or persistent abnormalities in host defenses.
It follows that protocols designed to safely and effectively eliminate UTIs should include:
- Selection of appropriate antimicrobial agents to eradicate microbial pathogens, and
- Detection and treatment of host defense abnormalities that allow bacteria to colonize and invade the urinary tract.
The objective of the second part of this series is to summarize caveats derived from our experience with initial treatment
of bacterial UTIs. Caveats associated with treatment of recurrent bacterial UTIs will follow in next month's Diagnote.
Should empirical choice of antimicrobial drugs be considered to treat bacterial UTIs?
In context of bacterial UTI, empirical treatment consists of selection of an antibacterial drug without knowledge of the susceptibility
of bacteria to that drug. It is based on: 1) previous experience with the types of bacterial pathogens most likely to cause
UTI, 2) epidemiologic data about the susceptibility of these bacteria to various antimicrobial agents (Table 1), and 3) knowledge
that the drug will attain an appropriate concentration in urine (Table 2, p. 6S).
The most commonly reported bacterial isolates from dogs with UTIs have been Escherichia coli (~45 percent), Staphylococcus spp. (~10 percent), Proteus spp. (~10 percent), Klebsiella spp. (~10 percent), Enterococcus spp. (~5 percent) and Streptococcus (~5 percent).
Caveat: Patients with acute onsets of uncomplicated bacterial UTIs often "respond" to empirical antimicrobial treatment.
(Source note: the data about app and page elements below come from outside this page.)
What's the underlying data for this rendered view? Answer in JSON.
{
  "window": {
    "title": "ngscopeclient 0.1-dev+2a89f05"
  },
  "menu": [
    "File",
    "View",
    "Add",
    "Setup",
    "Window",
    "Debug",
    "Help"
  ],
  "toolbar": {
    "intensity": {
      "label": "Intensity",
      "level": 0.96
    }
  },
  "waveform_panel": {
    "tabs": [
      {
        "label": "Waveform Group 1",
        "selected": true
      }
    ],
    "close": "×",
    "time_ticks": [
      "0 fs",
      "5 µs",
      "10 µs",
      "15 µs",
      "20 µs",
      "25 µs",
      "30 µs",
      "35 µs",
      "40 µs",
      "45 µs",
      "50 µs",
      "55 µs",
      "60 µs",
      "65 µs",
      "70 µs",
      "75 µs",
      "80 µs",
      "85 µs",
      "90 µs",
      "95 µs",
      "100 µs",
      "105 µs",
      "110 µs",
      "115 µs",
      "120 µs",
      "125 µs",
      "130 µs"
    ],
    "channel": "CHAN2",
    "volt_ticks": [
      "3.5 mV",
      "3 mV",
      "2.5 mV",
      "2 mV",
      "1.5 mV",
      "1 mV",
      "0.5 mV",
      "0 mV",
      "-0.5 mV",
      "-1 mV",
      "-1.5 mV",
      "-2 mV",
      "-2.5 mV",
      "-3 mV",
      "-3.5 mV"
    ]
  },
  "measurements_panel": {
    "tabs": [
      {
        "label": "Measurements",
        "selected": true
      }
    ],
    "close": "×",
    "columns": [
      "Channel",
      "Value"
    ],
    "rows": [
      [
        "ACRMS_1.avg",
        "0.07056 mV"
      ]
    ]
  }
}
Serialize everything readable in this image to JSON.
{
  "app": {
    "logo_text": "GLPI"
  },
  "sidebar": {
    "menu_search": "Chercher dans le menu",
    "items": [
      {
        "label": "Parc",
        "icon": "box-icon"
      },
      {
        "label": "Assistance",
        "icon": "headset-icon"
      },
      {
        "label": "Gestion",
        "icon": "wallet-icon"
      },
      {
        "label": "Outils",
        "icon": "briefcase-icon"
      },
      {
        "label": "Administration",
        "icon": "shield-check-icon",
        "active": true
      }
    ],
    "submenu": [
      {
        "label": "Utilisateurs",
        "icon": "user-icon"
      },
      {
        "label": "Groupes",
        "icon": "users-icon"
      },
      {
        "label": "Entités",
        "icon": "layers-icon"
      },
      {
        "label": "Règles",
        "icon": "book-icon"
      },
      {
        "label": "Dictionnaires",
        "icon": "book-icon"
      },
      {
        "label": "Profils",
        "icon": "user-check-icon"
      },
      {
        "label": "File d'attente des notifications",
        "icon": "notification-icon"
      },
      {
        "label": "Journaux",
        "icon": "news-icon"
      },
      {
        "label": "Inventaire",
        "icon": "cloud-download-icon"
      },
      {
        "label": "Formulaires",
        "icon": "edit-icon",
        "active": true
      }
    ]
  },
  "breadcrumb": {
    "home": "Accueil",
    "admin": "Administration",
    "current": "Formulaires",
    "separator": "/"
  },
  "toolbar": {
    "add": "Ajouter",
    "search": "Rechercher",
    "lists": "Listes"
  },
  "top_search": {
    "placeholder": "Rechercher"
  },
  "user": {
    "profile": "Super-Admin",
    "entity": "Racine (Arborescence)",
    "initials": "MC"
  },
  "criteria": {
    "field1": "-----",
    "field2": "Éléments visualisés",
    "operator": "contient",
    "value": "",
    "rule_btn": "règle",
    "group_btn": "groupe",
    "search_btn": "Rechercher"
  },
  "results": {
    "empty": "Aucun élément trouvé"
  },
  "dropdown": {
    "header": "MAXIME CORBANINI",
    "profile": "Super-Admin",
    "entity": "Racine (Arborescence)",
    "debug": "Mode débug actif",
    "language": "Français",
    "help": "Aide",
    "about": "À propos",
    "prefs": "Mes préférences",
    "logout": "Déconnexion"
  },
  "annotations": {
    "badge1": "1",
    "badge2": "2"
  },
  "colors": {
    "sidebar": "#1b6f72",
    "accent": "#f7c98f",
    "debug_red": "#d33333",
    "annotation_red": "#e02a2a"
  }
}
Therefore,
making an empirical, but educated, "guess" of the proper antibiotic to treat patients with acute onsets of uncomplicated bacterial
UTI has been an accepted standard of practice.
However, the standard of practice also includes appropriate follow-up evaluation of the patient to determine the efficacy
of therapy. Empirical selection of antimicrobial agents is not recommended for patients that have 1) a history of frequently
recurrent clinical signs, and 2) been given antibacterial drugs to treat signs of urinary tract disease in the past three
to six weeks.
When should antimicrobial agents be selected on the basis of antimicrobial susceptibility tests?
Evaluation of the susceptibility of infecting bacteria to antimicrobial drugs is advisable as the most reliable guide for
choice of therapeutic agents because different bacterial pathogens isolated from dogs and cats with UTI may vary widely in
their susceptibility to specific antimicrobial agents. Especially Pseudomonas aeruginosa and Klebsiella spp., but also Enterobacter spp., Escherichia coli and Proteus spp. are examples of urinary pathogens that may be associated with polyresistant strains. There are some circumstances when
antimicrobial susceptibility tests are essential (Table 3).
Caveat: Once bacterial urinary tract pathogens that have been exposed to one or more antimicrobial drugs, they often acquire resistance
to many commonly used antimicrobial agents. In this setting, the susceptibility of bacterial pathogens is unpredictable, and
therefore cannot be accurately predicted from tables derived from untreated patients (Table 1). If a patient with recurrent
signs of UTI has recently been given antimicrobics, it is essential that the therapy be re-evaluated on the basis of quantitative
culture and antimicrobic susceptibility tests to determine whether changes in susceptibility have occurred.